## WHAT TO WORK ON
Each line of the data holding "this" should be found and copied.

## DATA LISTING

___

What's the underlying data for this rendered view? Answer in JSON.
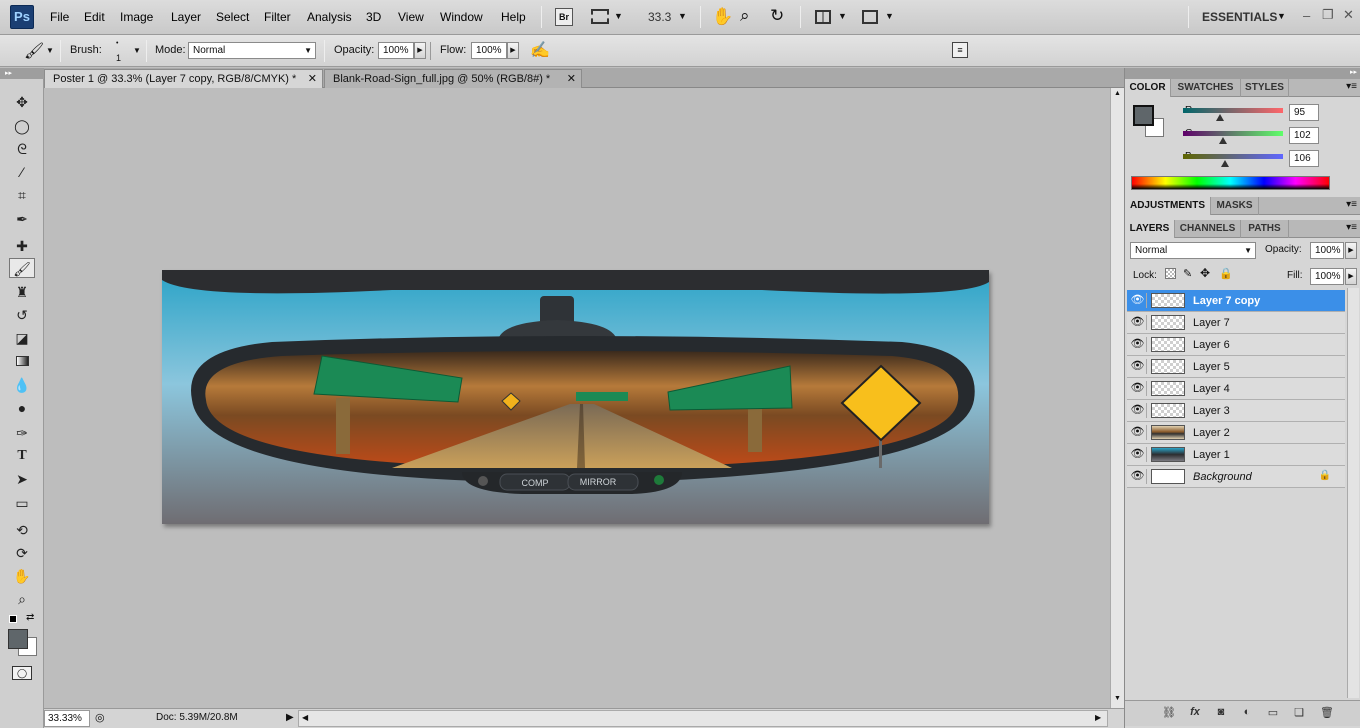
{
  "menubar": {
    "logo": "Ps",
    "items": [
      "File",
      "Edit",
      "Image",
      "Layer",
      "Select",
      "Filter",
      "Analysis",
      "3D",
      "View",
      "Window",
      "Help"
    ],
    "bridge_label": "Br",
    "zoom_value": "33.3",
    "workspace": "ESSENTIALS"
  },
  "options": {
    "brush_label": "Brush:",
    "brush_size": "1",
    "mode_label": "Mode:",
    "mode_value": "Normal",
    "opacity_label": "Opacity:",
    "opacity_value": "100%",
    "flow_label": "Flow:",
    "flow_value": "100%"
  },
  "tabs": [
    {
      "label": "Poster 1 @ 33.3% (Layer 7 copy, RGB/8/CMYK) *",
      "active": true
    },
    {
      "label": "Blank-Road-Sign_full.jpg @ 50% (RGB/8#) *",
      "active": false
    }
  ],
  "status": {
    "zoom": "33.33%",
    "doc": "Doc: 5.39M/20.8M"
  },
  "poster": {
    "comp_label": "COMP",
    "mirror_label": "MIRROR"
  },
  "color_panel": {
    "tabs": [
      "COLOR",
      "SWATCHES",
      "STYLES"
    ],
    "r_label": "R",
    "g_label": "G",
    "b_label": "B",
    "r": "95",
    "g": "102",
    "b": "106",
    "r_fraction": 0.37,
    "g_fraction": 0.4,
    "b_fraction": 0.42,
    "foreground": "#5f666a"
  },
  "adjust_panel": {
    "tabs": [
      "ADJUSTMENTS",
      "MASKS"
    ]
  },
  "layers_panel": {
    "tabs": [
      "LAYERS",
      "CHANNELS",
      "PATHS"
    ],
    "blend_mode": "Normal",
    "opacity_label": "Opacity:",
    "opacity_value": "100%",
    "lock_label": "Lock:",
    "fill_label": "Fill:",
    "fill_value": "100%",
    "layers": [
      {
        "name": "Layer 7 copy",
        "selected": true
      },
      {
        "name": "Layer 7"
      },
      {
        "name": "Layer 6"
      },
      {
        "name": "Layer 5"
      },
      {
        "name": "Layer 4"
      },
      {
        "name": "Layer 3"
      },
      {
        "name": "Layer 2"
      },
      {
        "name": "Layer 1"
      },
      {
        "name": "Background"
      }
    ]
  }
}
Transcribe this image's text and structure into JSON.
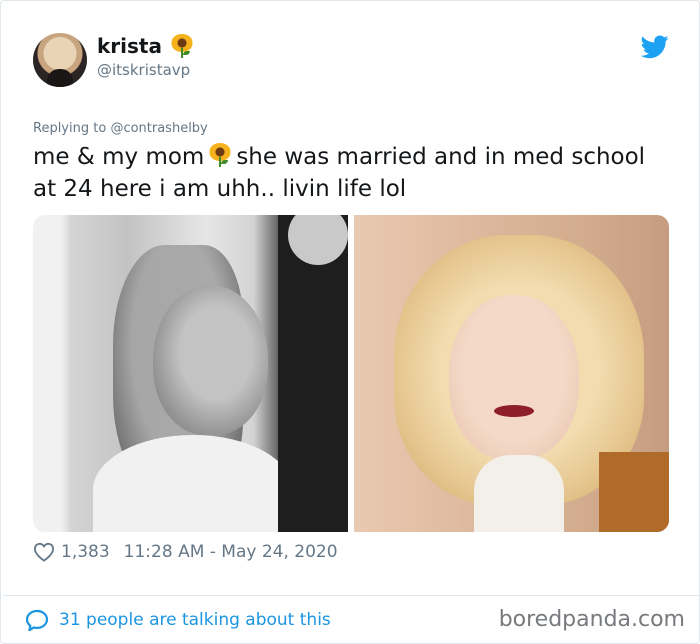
{
  "tweet": {
    "author_name": "krista",
    "author_emoji": "sunflower-icon",
    "handle": "@itskristavp",
    "replying_prefix": "Replying to",
    "replying_to": "@contrashelby",
    "text_part1": "me & my mom",
    "text_part2": "she was married and in med school at 24 here i am uhh.. livin life lol",
    "likes": "1,383",
    "timestamp": "11:28 AM - May 24, 2020",
    "talking": "31 people are talking about this"
  },
  "watermark": "boredpanda.com",
  "colors": {
    "twitter_blue": "#1da1f2",
    "link_blue": "#1b95e0",
    "muted_gray": "#657786",
    "text_dark": "#14171a"
  }
}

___

## ANSWER SECTION
What's the underlying data for this rendered view? Answer in JSON.
Transcribe this image's text and structure into JSON.
    "talking": "31 people are talking about this"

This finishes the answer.